§ WORK REQUEST
In the records below, which lines include "Перемещение"? Copy them.

# # # # #

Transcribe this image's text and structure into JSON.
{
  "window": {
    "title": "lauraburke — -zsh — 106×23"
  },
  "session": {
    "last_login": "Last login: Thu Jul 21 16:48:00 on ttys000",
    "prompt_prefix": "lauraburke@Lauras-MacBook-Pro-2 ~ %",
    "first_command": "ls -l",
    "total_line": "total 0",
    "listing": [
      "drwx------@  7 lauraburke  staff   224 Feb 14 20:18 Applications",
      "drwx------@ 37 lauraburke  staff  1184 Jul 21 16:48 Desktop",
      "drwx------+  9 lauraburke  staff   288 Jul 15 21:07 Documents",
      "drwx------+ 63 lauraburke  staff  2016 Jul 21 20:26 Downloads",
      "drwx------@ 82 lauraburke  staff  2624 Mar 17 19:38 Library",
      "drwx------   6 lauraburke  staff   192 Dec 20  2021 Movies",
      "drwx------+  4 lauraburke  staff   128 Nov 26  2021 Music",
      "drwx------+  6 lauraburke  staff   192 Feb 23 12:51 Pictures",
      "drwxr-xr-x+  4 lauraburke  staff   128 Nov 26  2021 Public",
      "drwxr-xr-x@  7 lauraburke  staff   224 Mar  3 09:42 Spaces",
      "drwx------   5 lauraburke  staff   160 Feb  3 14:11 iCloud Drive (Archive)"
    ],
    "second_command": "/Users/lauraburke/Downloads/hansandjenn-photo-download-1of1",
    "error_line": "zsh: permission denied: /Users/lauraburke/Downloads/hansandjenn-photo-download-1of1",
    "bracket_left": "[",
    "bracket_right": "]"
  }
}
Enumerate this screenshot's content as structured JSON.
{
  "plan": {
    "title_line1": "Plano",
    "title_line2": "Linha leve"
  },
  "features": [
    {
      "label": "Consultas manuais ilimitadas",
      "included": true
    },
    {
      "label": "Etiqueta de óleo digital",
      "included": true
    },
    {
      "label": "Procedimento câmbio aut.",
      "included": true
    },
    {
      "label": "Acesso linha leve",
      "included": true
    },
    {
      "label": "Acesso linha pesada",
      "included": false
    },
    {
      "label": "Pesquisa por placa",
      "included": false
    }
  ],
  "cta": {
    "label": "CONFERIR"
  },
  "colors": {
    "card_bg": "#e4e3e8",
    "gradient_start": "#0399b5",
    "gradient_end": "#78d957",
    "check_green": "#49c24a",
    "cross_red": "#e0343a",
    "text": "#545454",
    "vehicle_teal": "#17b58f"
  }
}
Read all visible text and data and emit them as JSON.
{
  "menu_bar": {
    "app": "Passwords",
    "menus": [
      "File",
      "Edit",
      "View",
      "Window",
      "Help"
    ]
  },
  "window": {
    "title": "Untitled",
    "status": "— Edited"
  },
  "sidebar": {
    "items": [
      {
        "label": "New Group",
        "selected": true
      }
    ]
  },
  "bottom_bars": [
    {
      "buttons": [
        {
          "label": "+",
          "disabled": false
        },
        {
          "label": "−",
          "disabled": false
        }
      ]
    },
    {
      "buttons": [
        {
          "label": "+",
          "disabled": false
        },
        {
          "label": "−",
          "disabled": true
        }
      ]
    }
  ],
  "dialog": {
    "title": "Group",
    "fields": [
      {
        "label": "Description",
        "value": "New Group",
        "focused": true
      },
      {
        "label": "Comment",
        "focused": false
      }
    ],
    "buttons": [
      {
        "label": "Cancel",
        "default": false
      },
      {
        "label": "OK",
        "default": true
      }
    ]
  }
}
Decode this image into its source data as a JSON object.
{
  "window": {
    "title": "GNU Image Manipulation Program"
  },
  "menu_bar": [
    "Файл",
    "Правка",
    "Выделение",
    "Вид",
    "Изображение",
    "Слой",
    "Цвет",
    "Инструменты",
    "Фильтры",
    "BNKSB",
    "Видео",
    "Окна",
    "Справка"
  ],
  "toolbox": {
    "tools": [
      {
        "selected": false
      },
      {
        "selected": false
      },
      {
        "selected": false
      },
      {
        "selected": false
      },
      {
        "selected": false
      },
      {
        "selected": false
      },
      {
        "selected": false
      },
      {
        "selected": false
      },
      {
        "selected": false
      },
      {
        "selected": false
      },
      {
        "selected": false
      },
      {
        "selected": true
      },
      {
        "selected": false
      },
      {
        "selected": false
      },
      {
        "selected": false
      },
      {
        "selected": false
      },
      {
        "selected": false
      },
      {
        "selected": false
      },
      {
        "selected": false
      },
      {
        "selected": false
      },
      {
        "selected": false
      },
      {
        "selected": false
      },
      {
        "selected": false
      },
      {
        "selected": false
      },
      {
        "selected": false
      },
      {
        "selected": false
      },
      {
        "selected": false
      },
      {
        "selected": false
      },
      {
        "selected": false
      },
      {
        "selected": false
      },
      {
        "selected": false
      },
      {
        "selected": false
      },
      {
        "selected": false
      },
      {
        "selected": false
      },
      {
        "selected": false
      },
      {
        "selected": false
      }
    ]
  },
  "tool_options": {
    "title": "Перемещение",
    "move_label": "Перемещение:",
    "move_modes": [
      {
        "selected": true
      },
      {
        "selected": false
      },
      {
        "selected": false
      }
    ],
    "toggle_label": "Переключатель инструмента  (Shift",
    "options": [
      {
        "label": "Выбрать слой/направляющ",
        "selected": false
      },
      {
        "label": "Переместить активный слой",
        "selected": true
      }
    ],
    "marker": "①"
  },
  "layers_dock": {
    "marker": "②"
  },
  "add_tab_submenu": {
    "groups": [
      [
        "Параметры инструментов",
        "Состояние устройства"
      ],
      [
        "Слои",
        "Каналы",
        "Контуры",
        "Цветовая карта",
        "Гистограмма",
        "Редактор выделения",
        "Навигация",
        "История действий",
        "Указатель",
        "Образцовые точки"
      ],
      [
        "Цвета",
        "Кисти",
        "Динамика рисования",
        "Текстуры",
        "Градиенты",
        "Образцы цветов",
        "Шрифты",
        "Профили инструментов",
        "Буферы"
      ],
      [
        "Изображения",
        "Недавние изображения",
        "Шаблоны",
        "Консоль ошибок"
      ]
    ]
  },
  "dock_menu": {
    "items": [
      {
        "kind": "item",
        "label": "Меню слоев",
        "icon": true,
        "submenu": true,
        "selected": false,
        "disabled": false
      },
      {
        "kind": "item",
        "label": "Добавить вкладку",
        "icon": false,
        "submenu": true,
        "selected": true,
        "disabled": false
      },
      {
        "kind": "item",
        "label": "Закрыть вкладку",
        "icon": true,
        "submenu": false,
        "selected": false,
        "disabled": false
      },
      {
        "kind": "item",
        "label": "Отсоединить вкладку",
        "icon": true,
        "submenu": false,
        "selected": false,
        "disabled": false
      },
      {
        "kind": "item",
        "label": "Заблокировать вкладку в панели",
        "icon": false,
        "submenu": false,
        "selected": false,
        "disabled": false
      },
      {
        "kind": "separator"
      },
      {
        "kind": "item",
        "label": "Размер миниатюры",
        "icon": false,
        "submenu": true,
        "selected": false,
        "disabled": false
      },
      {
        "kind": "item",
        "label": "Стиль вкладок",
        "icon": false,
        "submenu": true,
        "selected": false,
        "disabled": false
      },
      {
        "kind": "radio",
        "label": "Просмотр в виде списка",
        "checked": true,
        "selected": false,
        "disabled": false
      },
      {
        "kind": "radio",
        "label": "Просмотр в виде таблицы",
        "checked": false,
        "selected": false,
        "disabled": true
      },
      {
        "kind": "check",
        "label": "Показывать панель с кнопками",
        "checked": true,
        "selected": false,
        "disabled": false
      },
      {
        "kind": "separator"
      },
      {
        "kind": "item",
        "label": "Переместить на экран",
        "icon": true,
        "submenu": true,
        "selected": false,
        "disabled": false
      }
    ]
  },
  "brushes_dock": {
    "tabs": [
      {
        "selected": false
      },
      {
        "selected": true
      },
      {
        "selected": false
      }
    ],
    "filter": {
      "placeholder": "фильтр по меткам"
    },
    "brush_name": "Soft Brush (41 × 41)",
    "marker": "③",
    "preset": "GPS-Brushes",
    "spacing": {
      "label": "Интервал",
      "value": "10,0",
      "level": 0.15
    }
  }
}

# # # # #

§ EXPECTED ANSWER
    "title": "Перемещение",
    "move_label": "Перемещение:",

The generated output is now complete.